Estimating heading direction from monocular video sequences using biologically-based sensor
Cree, M. J., Perrone, J. A., Anthonys, G., Garnett, A. C., & Gouk, H. (2016). Estimating heading direction from monocular video sequences using biologically-based sensor. Presented at the Image and Vision Computing New Zealand, Palmerston North, New Zealand. https://doi.org/10.1109/IVCNZ.2016.7804435
Permanent Research Commons link: https://hdl.handle.net/10289/10884

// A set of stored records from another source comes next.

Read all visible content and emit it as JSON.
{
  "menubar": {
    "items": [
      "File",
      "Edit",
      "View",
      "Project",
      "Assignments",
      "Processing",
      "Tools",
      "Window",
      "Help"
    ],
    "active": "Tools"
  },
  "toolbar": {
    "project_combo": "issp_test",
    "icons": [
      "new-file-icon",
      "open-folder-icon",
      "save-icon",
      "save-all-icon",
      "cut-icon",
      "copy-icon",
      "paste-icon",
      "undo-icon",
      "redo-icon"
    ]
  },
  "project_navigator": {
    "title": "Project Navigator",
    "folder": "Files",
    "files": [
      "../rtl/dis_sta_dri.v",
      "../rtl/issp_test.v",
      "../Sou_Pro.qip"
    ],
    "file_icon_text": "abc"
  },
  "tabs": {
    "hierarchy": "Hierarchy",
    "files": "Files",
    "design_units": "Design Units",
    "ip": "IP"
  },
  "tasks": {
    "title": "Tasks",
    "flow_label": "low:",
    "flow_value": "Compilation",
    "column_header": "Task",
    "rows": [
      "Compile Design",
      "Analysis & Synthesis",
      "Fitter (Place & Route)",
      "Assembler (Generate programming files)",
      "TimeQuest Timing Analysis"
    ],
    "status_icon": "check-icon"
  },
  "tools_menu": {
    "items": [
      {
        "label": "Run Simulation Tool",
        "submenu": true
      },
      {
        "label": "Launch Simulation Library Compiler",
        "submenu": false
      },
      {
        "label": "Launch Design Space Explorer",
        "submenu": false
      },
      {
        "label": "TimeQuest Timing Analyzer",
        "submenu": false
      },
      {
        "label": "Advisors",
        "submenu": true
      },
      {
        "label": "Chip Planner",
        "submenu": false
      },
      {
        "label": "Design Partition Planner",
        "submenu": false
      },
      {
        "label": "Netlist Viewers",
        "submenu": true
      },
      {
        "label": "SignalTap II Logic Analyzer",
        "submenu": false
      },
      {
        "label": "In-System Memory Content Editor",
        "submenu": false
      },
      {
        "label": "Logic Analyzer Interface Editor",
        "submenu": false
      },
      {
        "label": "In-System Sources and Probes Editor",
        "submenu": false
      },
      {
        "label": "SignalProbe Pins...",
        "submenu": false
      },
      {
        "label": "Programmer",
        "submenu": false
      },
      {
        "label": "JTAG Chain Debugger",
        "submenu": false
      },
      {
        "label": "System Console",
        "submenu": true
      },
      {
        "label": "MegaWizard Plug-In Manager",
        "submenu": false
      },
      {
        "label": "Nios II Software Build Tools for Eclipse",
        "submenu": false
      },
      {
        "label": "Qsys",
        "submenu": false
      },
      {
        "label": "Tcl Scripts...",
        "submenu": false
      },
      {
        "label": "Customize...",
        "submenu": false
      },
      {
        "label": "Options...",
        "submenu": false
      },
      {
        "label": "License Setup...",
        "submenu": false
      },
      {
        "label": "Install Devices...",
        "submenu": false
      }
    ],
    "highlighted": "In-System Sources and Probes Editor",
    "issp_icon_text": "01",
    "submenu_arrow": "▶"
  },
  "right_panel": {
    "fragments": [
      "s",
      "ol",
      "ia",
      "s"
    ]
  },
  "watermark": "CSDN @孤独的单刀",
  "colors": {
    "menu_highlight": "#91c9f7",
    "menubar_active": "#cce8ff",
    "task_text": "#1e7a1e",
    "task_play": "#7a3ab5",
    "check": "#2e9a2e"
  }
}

The determination of one’s movement through the environment (visual odometry or self-motion estimation) from monocular sources such as video is an important research problem because of its relevance to robotics and autonomous vehicles. The traditional computer vision approach to this problem tracks visual features across frames in order to obtain 2-D image motion estimates from which the camera motion can be derived. We present an alternative scheme which uses the properties of motion sensitive cells in the primate brain to derive the image motion and the camera heading vector. We tested heading estimation using a camera mounted on a linear translation table with the line of sight of the camera set at a range of angles relative to straight ahead (0◦ to 50◦ in 10◦ steps). The camera velocity was also varied (0.2, 0.4, 0.8, 1.2, 1.6 and 2.0 m/s). Our biologically-based method produced accurate heading estimates over a wide range of test angles and camera speeds. Our approach has the advantage of being a one-shot estimator and not requiring iterative search techniques for finding the heading.

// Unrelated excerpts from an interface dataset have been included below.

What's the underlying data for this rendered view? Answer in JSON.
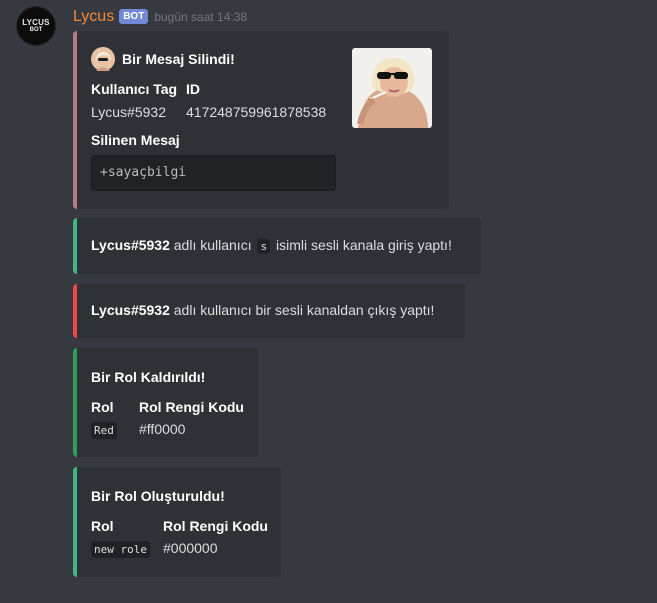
{
  "message": {
    "username": "Lycus",
    "bot_tag": "BOT",
    "timestamp": "bugün saat 14:38",
    "avatar_text_1": "LYCUS",
    "avatar_text_2": "BOT"
  },
  "embeds": {
    "deleted": {
      "color": "#b6788b",
      "title": "Bir Mesaj Silindi!",
      "field1_name": "Kullanıcı Tag",
      "field1_value": "Lycus#5932",
      "field2_name": "ID",
      "field2_value": "417248759961878538",
      "field3_name": "Silinen Mesaj",
      "field3_value": "+sayaçbilgi"
    },
    "join": {
      "color": "#43b581",
      "user": "Lycus#5932",
      "text1": "adlı kullanıcı",
      "channel": "s",
      "text2": "isimli sesli kanala giriş yaptı!"
    },
    "leave": {
      "color": "#f04747",
      "user": "Lycus#5932",
      "text": "adlı kullanıcı bir sesli kanaldan çıkış yaptı!"
    },
    "role_removed": {
      "color": "#2e9d5a",
      "title": "Bir Rol Kaldırıldı!",
      "field1_name": "Rol",
      "field1_value": "Red",
      "field2_name": "Rol Rengi Kodu",
      "field2_value": "#ff0000"
    },
    "role_created": {
      "color": "#43b581",
      "title": "Bir Rol Oluşturuldu!",
      "field1_name": "Rol",
      "field1_value": "new role",
      "field2_name": "Rol Rengi Kodu",
      "field2_value": "#000000"
    }
  }
}
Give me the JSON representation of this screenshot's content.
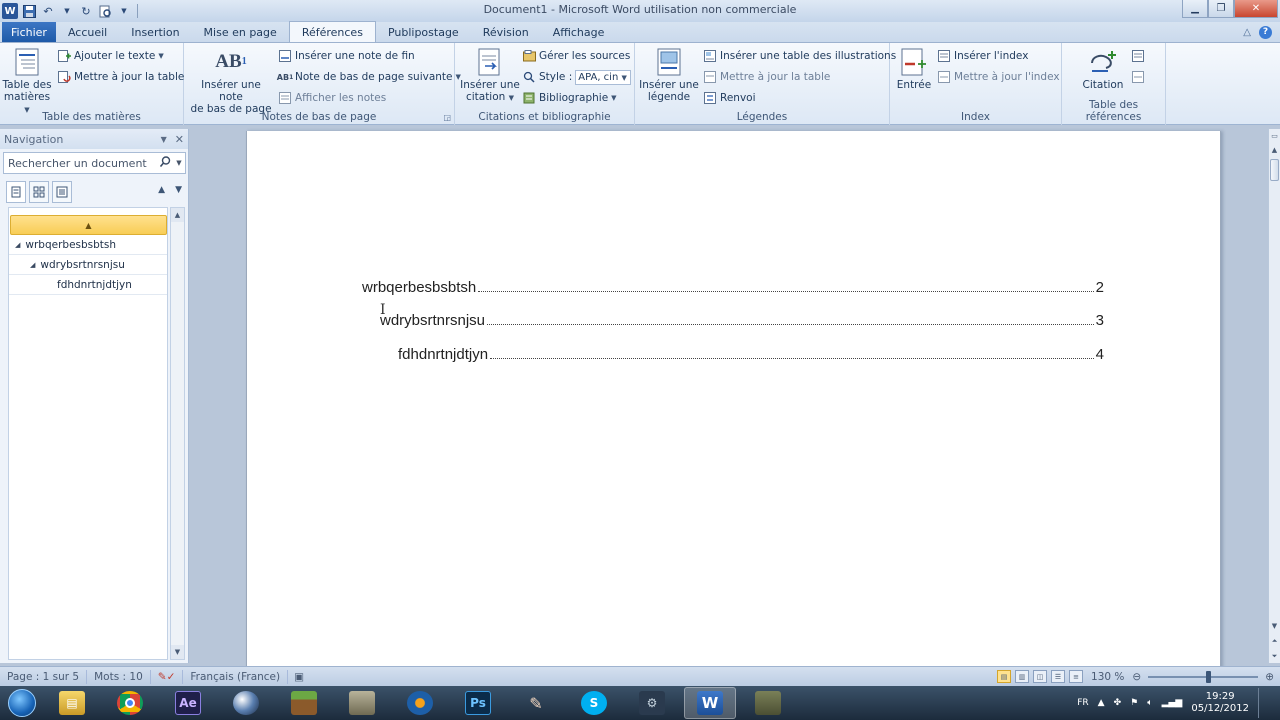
{
  "window": {
    "title": "Document1 - Microsoft Word utilisation non commerciale"
  },
  "tabs": [
    {
      "label": "Fichier"
    },
    {
      "label": "Accueil"
    },
    {
      "label": "Insertion"
    },
    {
      "label": "Mise en page"
    },
    {
      "label": "Références"
    },
    {
      "label": "Publipostage"
    },
    {
      "label": "Révision"
    },
    {
      "label": "Affichage"
    }
  ],
  "ribbon": {
    "toc": {
      "big_line1": "Table des",
      "big_line2": "matières",
      "add_text": "Ajouter le texte",
      "update_table": "Mettre à jour la table",
      "label": "Table des matières"
    },
    "footnotes": {
      "big_line1": "Insérer une note",
      "big_line2": "de bas de page",
      "insert_endnote": "Insérer une note de fin",
      "next_footnote": "Note de bas de page suivante",
      "show_notes": "Afficher les notes",
      "label": "Notes de bas de page"
    },
    "citations": {
      "big_line1": "Insérer une",
      "big_line2": "citation",
      "manage_sources": "Gérer les sources",
      "style_label": "Style :",
      "style_value": "APA, cin",
      "bibliography": "Bibliographie",
      "label": "Citations et bibliographie"
    },
    "captions": {
      "big_line1": "Insérer une",
      "big_line2": "légende",
      "insert_figures_table": "Insérer une table des illustrations",
      "update_table": "Mettre à jour la table",
      "cross_ref": "Renvoi",
      "label": "Légendes"
    },
    "index": {
      "big": "Entrée",
      "insert_index": "Insérer l'index",
      "update_index": "Mettre à jour l'index",
      "label": "Index"
    },
    "authorities": {
      "big": "Citation",
      "label": "Table des références"
    }
  },
  "navigation": {
    "title": "Navigation",
    "search_placeholder": "Rechercher un document",
    "headings": [
      {
        "text": "wrbqerbesbsbtsh"
      },
      {
        "text": "wdrybsrtnrsnjsu"
      },
      {
        "text": "fdhdnrtnjdtjyn"
      }
    ]
  },
  "document": {
    "toc": [
      {
        "text": "wrbqerbesbsbtsh",
        "page": "2",
        "level": 1
      },
      {
        "text": "wdrybsrtnrsnjsu",
        "page": "3",
        "level": 2
      },
      {
        "text": "fdhdnrtnjdtjyn",
        "page": "4",
        "level": 3
      }
    ]
  },
  "statusbar": {
    "page": "Page : 1 sur 5",
    "words": "Mots : 10",
    "language": "Français (France)",
    "zoom": "130 %"
  },
  "taskbar": {
    "lang": "FR",
    "time": "19:29",
    "date": "05/12/2012"
  }
}
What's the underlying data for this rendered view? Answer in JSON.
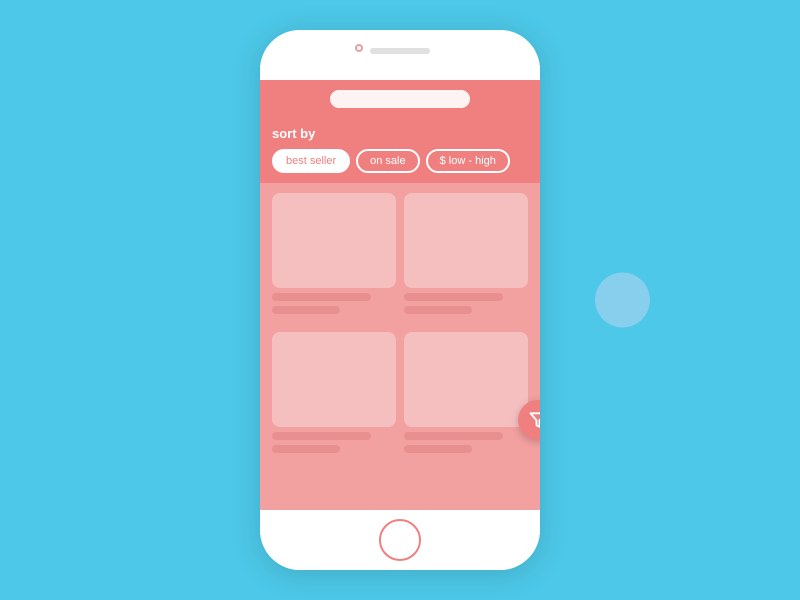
{
  "background_color": "#4dc8e8",
  "phone": {
    "search_bar_placeholder": "",
    "sort_section": {
      "label": "sort by",
      "buttons": [
        {
          "id": "best-seller",
          "label": "best seller",
          "active": true
        },
        {
          "id": "on-sale",
          "label": "on sale",
          "active": false
        },
        {
          "id": "price-low-high",
          "label": "$ low - high",
          "active": false
        }
      ]
    },
    "products": [
      {
        "id": 1
      },
      {
        "id": 2
      },
      {
        "id": 3
      },
      {
        "id": 4
      }
    ]
  },
  "fab": {
    "label": "filter"
  },
  "decoration": {
    "circle": "floating circle"
  }
}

This is an author’s accepted version of an article presented at the Image and Vision Computing New Zealand (IVCNZ 2016), 21-22 November 2016, Palmerston North, New Zealand. © 2016 Crown.